> What PPP implementations honor TOS bits today, and what VoIP sources
> actually set the TOS bits?
What does this have to do with RFC 1661? It's important to not let
the major problems in VoP be blamed on red herrings like "PPP". I've
spent too many years listening to marketeers blame the market failures
of desktop VoIP and video conferencing on "PPP" to let it pass here.
I doubt the PPP implementation I wrote for Silicon Graphics in the 1980's
has lost TOS queuing. I think many other implementations had it as well,
but I can't speak for them. It's only about 20 lines to implement in a
BSD "if" style driver, including protecting elephants from starvation.
SGI's video conference application of almost the same age used 300 byte
UDP/IP packets, set the IP TOS bits, and liked to set the PPP MTU to 300
for that elephant problem, but I suspect that application is moribund.
Anyone writing latency sensitive applications for UNIX systems and who
does not RTFM or at least crib the setsockopt(,IPPROTO_IP,IP_TOS,) from
the many years-old 4.4BSD telnet/commands.c is not showing much interest
in doing a good job. I think that setsockopt() fell out of Winsock
between 1.0 and 2.0, but what Microsoft does is not always proof of much
of interest. But what does that have to do with PPP?
Anything more than TOS marking by applications is irrelevant to VoIP
over modems. As you almost said explicitly, a "56K" modem is really
more of a 15-30 Kbit/sec modem, since both directions matter. I
suspect any traffic in addition to VoIP packets is very bad at such
low rates, unless you use encodings that are rather different from
"toll quality." Perhaps at 128 kbit/sec you'd still want to chop 1500

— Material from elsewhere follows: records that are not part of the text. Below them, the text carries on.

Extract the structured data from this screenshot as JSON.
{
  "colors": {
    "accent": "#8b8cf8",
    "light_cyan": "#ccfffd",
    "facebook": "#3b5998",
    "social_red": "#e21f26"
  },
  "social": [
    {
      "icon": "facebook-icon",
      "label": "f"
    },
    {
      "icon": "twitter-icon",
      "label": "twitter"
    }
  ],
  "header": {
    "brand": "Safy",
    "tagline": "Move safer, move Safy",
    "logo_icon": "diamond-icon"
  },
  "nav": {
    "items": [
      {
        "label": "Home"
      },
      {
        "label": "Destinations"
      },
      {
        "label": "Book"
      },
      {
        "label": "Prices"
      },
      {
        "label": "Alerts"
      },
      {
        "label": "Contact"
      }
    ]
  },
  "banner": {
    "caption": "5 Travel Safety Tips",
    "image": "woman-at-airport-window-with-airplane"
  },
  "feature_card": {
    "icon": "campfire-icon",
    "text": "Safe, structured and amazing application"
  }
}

byte=94 ms FTP packets, but at 500 kbit/sec you're only talking about
24 ms/link. And again, the cleanest way to do that is the local
equivalent of adding "MTU 300" or 500 to your ifconfig command, which
still has nothing to do with the Point to Point Protocol.
For DSL or cable modem service, if you didn't use the abomination that
is PPPoE and so didn't have PPP involved, what would you kick around
instead? There are more than enough warts on PPP without making it the
whipping boy for every bad implementation of anything vaguely related
serial links. (e.g. silly, do-nothing-but-add-bugs marketing protocols
like BACP, interesting extensions by Microsoft, years of delay on
compression by the IESG and then the industry settling on lamo STAC,
failures by major access router vendors to get even STAC right, near
universal failure by access router vendors to support VJ header compression
and so save 40 bytes/packet, the mess that is L2TP, and on and ...)
> I'm much more dubious that PPP should read
> magic port numbers (especially since RTP can't be identified by port
> numbers in packets).
Yes, today watching port numbers is not very compelling. Compared to
my kludge of moving all small packets to the front, Van Jacobson's
mechanism of noticing interesting ports like 23 and 513 is squeaky
clean and lacking side effects.
Vernon Schryver vjs at rhyolite.com
More information about the end2end-interest